As we all know, there’s nothing worse than riding out of ride snacks!
Emergency first aid kit – Tori Fahey
The downtube pack is the perfect place for an emergency med kit, plus “all the things I might really need, but don’t want in my face every day”, according to Tori, Fahey, co-founder of Apidura. That includes spares and tools including a derailleur hanger, proper chain break, etc., and emergency food, like a Clif Bar.
The pantry – Mo and Hannah Awesome
“The down tube pack is awesome for bulk food and lots of snacks,” say Mo and Hannah from @awesome.mtb in California. “It helps a ton especially since it’s easily removable and accessible and lets us bring some extra food without taking up too much of our gear space! Love that thing!”
For longer trips, the bikepacking duo treat the downtube pack as somewhat of a pantry for bulkier food items, “here in the states if you go to a super market you can go to the bulk section and basically buy stuff like oats, peanuts, trail mix etc in bulk, with no packaging and just by weight so it’s cheaper, then you can just stuff it in the down tube pack!”
The waterproof wardrobe – Tony Clare
You almost wouldn’t believe that you could fit a Gore Shakedry waterproof jacket, a pair of Gore C5 Gore-Tex® Active Trail Shorts and a pair of Extremites Tuff Bags GTX waterproof gloves in Apidura’s Downtube bag, but Pan Celtic Race rider Tony Claire does just that. The straps of the downtube bag have purposely been designed to work with round tubes on the frame rather than fork blades, but here with the Lefty fork Tony reckons he’s found the perfect spot for it.

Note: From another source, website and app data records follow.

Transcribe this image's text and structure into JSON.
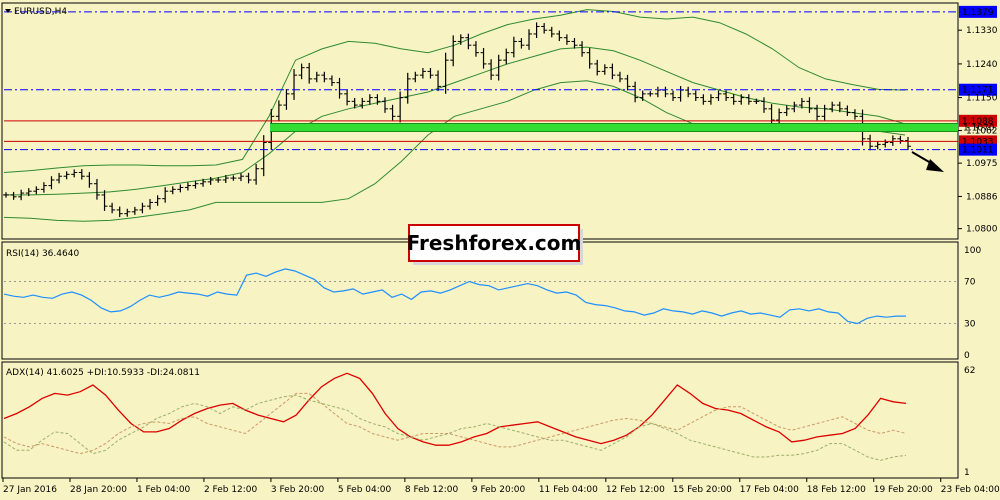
{
  "symbol_title": "EURUSD,H4",
  "watermark": "Freshforex.com",
  "colors": {
    "background": "#f7f3c3",
    "frame": "#000000",
    "price_bars": "#000000",
    "bollinger": "#2e8b2e",
    "support_zone": "#33dd33",
    "red_levels": "#cc0000",
    "blue_levels": "#0000ff",
    "rsi_line": "#1e8fff",
    "adx_main": "#dd0000",
    "plus_di": "#9ab06a",
    "minus_di": "#cc9966",
    "watermark_bg": "#ffffff",
    "watermark_border": "#cc0000"
  },
  "chart_data": [
    {
      "panel": "price",
      "type": "ohlc",
      "instrument": "EURUSD",
      "timeframe": "H4",
      "ylim": [
        1.0775,
        1.14
      ],
      "y_ticks": [
        "1.1330",
        "1.1240",
        "1.1150",
        "1.1062",
        "1.0975",
        "1.0886",
        "1.0800"
      ],
      "x_ticks": [
        "27 Jan 2016",
        "28 Jan 20:00",
        "1 Feb 04:00",
        "2 Feb 12:00",
        "3 Feb 20:00",
        "5 Feb 04:00",
        "8 Feb 12:00",
        "9 Feb 20:00",
        "11 Feb 04:00",
        "12 Feb 12:00",
        "15 Feb 20:00",
        "17 Feb 04:00",
        "18 Feb 12:00",
        "19 Feb 20:00",
        "23 Feb 04:00"
      ],
      "close": [
        1.089,
        1.0885,
        1.0895,
        1.09,
        1.0905,
        1.0915,
        1.093,
        1.094,
        1.0945,
        1.095,
        1.094,
        1.092,
        1.089,
        1.086,
        1.085,
        1.084,
        1.0845,
        1.085,
        1.086,
        1.087,
        1.088,
        1.09,
        1.0905,
        1.091,
        1.0915,
        1.092,
        1.0925,
        1.093,
        1.093,
        1.0935,
        1.0935,
        1.094,
        1.093,
        1.096,
        1.103,
        1.11,
        1.113,
        1.116,
        1.121,
        1.123,
        1.12,
        1.121,
        1.12,
        1.119,
        1.116,
        1.114,
        1.113,
        1.114,
        1.115,
        1.114,
        1.112,
        1.11,
        1.115,
        1.12,
        1.121,
        1.122,
        1.121,
        1.118,
        1.125,
        1.13,
        1.131,
        1.129,
        1.127,
        1.124,
        1.121,
        1.125,
        1.127,
        1.13,
        1.129,
        1.132,
        1.134,
        1.133,
        1.132,
        1.131,
        1.13,
        1.129,
        1.127,
        1.124,
        1.122,
        1.123,
        1.121,
        1.12,
        1.118,
        1.115,
        1.116,
        1.116,
        1.117,
        1.116,
        1.115,
        1.117,
        1.116,
        1.115,
        1.114,
        1.115,
        1.116,
        1.115,
        1.114,
        1.115,
        1.114,
        1.114,
        1.112,
        1.109,
        1.111,
        1.112,
        1.113,
        1.114,
        1.112,
        1.11,
        1.112,
        1.113,
        1.112,
        1.111,
        1.11,
        1.104,
        1.102,
        1.1025,
        1.103,
        1.104,
        1.1035,
        1.102
      ],
      "bollinger": {
        "upper": [
          1.095,
          1.0955,
          1.0962,
          1.0968,
          1.097,
          1.097,
          1.0968,
          1.0968,
          1.097,
          1.0985,
          1.11,
          1.125,
          1.128,
          1.13,
          1.1295,
          1.128,
          1.127,
          1.129,
          1.132,
          1.1345,
          1.136,
          1.137,
          1.1385,
          1.138,
          1.1365,
          1.136,
          1.1365,
          1.135,
          1.132,
          1.128,
          1.123,
          1.12,
          1.1185,
          1.1172,
          1.117
        ],
        "middle": [
          1.089,
          1.089,
          1.0892,
          1.0895,
          1.0898,
          1.0905,
          1.0915,
          1.0925,
          1.0935,
          1.095,
          1.1,
          1.106,
          1.11,
          1.112,
          1.1135,
          1.115,
          1.1165,
          1.119,
          1.1215,
          1.124,
          1.126,
          1.128,
          1.1285,
          1.1275,
          1.125,
          1.122,
          1.119,
          1.117,
          1.115,
          1.1135,
          1.1125,
          1.112,
          1.111,
          1.11,
          1.108
        ],
        "lower": [
          1.083,
          1.0828,
          1.0822,
          1.082,
          1.0822,
          1.083,
          1.084,
          1.085,
          1.087,
          1.087,
          1.087,
          1.087,
          1.087,
          1.088,
          1.092,
          1.098,
          1.105,
          1.11,
          1.112,
          1.114,
          1.117,
          1.119,
          1.1195,
          1.118,
          1.115,
          1.111,
          1.108,
          1.1075,
          1.1075,
          1.108,
          1.108,
          1.1075,
          1.107,
          1.106,
          1.105
        ]
      },
      "horizontal_levels": [
        {
          "price": 1.1379,
          "label": "1.1379",
          "color": "blue",
          "style": "dash-dot"
        },
        {
          "price": 1.1171,
          "label": "1.1171",
          "color": "blue",
          "style": "dash-dot"
        },
        {
          "price": 1.1088,
          "label": "1.1088",
          "color": "red",
          "style": "solid"
        },
        {
          "price": 1.107,
          "label": "1.1070",
          "color": "green-zone",
          "style": "thick"
        },
        {
          "price": 1.1033,
          "label": "1.1033",
          "color": "red",
          "style": "solid"
        },
        {
          "price": 1.1011,
          "label": "1.1011",
          "color": "blue",
          "style": "dash-dot"
        }
      ],
      "annotation": "downward arrow"
    },
    {
      "panel": "rsi",
      "type": "line",
      "label": "RSI(14) 36.4640",
      "ylim": [
        0,
        100
      ],
      "y_ticks": [
        "100",
        "70",
        "30",
        "0"
      ],
      "levels": [
        70,
        30
      ],
      "values": [
        58,
        56,
        55,
        57,
        55,
        54,
        58,
        60,
        57,
        52,
        45,
        41,
        42,
        46,
        52,
        57,
        55,
        57,
        60,
        59,
        58,
        56,
        60,
        58,
        57,
        76,
        78,
        75,
        79,
        82,
        80,
        76,
        72,
        64,
        60,
        61,
        63,
        58,
        60,
        62,
        55,
        58,
        53,
        60,
        61,
        59,
        62,
        66,
        70,
        67,
        66,
        62,
        64,
        66,
        68,
        66,
        62,
        59,
        60,
        57,
        50,
        48,
        47,
        45,
        42,
        41,
        38,
        40,
        44,
        42,
        41,
        39,
        42,
        40,
        37,
        40,
        42,
        39,
        40,
        38,
        36,
        43,
        44,
        42,
        44,
        41,
        40,
        32,
        30,
        35,
        37,
        36,
        37,
        37
      ]
    },
    {
      "panel": "adx",
      "type": "line",
      "label": "ADX(14) 41.6025 +DI:10.5933 -DI:24.0811",
      "ylim": [
        1,
        62
      ],
      "y_ticks": [
        "62",
        "1"
      ],
      "series": [
        {
          "name": "ADX(14)",
          "values": [
            33,
            36,
            40,
            45,
            48,
            47,
            49,
            53,
            47,
            38,
            30,
            25,
            25,
            27,
            32,
            36,
            39,
            41,
            42,
            38,
            35,
            33,
            31,
            35,
            44,
            52,
            57,
            60,
            57,
            48,
            36,
            27,
            22,
            19,
            17,
            17,
            19,
            22,
            24,
            28,
            29,
            30,
            31,
            28,
            25,
            22,
            20,
            18,
            20,
            23,
            28,
            35,
            44,
            53,
            48,
            42,
            39,
            38,
            36,
            32,
            28,
            25,
            19,
            20,
            22,
            23,
            24,
            27,
            35,
            45,
            43,
            42
          ]
        },
        {
          "name": "+DI",
          "values": [
            19,
            14,
            14,
            20,
            25,
            24,
            18,
            12,
            14,
            20,
            24,
            28,
            33,
            36,
            40,
            42,
            40,
            36,
            40,
            38,
            42,
            44,
            46,
            47,
            44,
            42,
            40,
            38,
            33,
            30,
            28,
            24,
            22,
            20,
            22,
            24,
            27,
            28,
            30,
            28,
            26,
            24,
            22,
            20,
            20,
            18,
            16,
            14,
            18,
            22,
            28,
            30,
            27,
            24,
            20,
            18,
            16,
            14,
            12,
            10,
            10,
            11,
            11,
            12,
            14,
            18,
            18,
            14,
            10,
            8,
            10,
            11
          ]
        },
        {
          "name": "-DI",
          "values": [
            22,
            18,
            16,
            18,
            16,
            14,
            12,
            14,
            18,
            24,
            28,
            30,
            31,
            30,
            33,
            34,
            30,
            28,
            26,
            24,
            30,
            36,
            42,
            48,
            48,
            42,
            36,
            30,
            28,
            24,
            22,
            20,
            22,
            24,
            24,
            24,
            22,
            20,
            18,
            16,
            16,
            18,
            20,
            22,
            24,
            26,
            28,
            30,
            32,
            33,
            32,
            30,
            28,
            26,
            30,
            34,
            38,
            40,
            40,
            36,
            32,
            28,
            26,
            28,
            30,
            32,
            34,
            30,
            26,
            24,
            26,
            24
          ]
        }
      ]
    }
  ]
}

“The Lefty seems to be the best place, as it means it won’t get covered in so much mud as it would under the downtube, plus it means I can still use my third bottle mount under the downtube”, explained Tony.
The outfit change – Katherine Moore
I was meeting my parents for Sunday lunch in the Cotswolds recently, and decided to make a day of it and ride out to meet them. Hanging out in a pub in lycra wasn’t gonna cut it though, so I needed to pack some shorts and a tee for a quick costume change when I got there. I’ve found in the past that some saddlebags have a threshold of kit you need to carry for them to work and hold their shape well, and with the Apidura downtube pack on test it seemed like the perfect opportunity.
I crammed my spare clothes in and attached it under the top tube on my road bike, as the short, aggressive geometry meant that it wouldn’t fit on the downtube without interfering with a turning front wheel. It stayed perfectly in place the whole way and I could barely notice the extra weight.
A name change?
What’s clear is that we’re probably only just scratching the surface of what the Apidura Downtube pack is capable of… Let us know if you try it and what for!
Last modified: 12th October 2020